(Component data from apps and pages)
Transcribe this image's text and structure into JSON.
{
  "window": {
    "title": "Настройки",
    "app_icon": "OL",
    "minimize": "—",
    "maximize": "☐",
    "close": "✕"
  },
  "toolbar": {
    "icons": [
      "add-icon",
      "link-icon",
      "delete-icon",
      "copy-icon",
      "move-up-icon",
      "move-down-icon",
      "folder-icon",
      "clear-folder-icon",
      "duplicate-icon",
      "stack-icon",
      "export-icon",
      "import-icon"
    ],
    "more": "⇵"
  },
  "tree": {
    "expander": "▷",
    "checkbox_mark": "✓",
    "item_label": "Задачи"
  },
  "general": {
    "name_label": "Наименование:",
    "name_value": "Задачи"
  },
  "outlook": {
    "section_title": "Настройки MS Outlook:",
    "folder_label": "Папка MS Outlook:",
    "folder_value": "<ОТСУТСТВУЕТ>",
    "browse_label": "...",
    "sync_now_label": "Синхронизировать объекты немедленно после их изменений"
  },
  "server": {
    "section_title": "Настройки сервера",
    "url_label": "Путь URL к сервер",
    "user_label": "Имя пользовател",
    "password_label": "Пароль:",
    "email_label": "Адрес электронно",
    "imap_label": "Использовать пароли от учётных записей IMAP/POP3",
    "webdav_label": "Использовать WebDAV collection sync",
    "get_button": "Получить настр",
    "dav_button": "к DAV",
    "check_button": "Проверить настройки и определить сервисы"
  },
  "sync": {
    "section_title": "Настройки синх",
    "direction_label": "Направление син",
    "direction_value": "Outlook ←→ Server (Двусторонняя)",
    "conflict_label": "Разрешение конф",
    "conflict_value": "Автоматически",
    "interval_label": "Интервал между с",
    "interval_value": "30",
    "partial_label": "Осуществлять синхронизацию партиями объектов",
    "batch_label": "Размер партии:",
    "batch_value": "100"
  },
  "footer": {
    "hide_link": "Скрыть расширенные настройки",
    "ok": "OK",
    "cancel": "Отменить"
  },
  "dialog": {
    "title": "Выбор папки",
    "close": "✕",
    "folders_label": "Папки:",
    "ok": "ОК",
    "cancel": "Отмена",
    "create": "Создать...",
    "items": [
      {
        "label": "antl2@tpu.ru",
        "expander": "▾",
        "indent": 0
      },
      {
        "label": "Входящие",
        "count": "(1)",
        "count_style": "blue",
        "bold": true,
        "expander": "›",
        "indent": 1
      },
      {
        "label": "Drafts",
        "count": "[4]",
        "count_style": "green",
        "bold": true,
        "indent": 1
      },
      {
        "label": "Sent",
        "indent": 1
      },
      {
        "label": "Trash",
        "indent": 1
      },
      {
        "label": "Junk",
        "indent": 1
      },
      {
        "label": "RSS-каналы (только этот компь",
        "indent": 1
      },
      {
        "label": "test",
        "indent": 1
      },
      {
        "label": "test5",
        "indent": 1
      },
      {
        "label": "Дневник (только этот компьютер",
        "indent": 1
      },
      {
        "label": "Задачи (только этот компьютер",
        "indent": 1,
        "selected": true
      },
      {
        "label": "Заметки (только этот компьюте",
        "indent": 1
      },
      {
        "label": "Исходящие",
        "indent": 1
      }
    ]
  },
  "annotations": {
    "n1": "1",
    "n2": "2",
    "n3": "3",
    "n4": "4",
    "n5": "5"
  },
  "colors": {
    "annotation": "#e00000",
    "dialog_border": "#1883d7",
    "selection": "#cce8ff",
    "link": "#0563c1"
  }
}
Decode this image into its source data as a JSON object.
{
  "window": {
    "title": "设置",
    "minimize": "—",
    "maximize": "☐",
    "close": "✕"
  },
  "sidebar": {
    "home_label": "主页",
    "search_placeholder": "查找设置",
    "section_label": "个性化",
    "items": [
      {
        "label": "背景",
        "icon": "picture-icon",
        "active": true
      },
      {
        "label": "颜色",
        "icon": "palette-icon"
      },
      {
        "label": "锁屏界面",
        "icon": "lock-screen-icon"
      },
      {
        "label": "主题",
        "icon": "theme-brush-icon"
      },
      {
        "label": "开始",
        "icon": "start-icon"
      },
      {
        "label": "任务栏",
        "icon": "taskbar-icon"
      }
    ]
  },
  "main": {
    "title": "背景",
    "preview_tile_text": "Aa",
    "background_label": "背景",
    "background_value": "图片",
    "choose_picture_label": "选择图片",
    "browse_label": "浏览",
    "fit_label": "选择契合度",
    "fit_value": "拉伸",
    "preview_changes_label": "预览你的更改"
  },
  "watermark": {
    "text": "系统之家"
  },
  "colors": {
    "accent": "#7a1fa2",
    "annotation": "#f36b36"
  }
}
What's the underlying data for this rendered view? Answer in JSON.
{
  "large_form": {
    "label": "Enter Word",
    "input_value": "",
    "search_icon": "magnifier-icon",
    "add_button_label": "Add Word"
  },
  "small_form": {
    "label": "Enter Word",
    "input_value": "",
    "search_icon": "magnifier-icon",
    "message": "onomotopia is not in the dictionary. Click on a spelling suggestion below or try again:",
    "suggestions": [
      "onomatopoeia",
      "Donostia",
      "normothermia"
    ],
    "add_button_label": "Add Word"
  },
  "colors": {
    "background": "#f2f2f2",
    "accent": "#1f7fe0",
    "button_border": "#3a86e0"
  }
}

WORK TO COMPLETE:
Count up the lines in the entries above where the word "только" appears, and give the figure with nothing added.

TASK SOLUTION:
4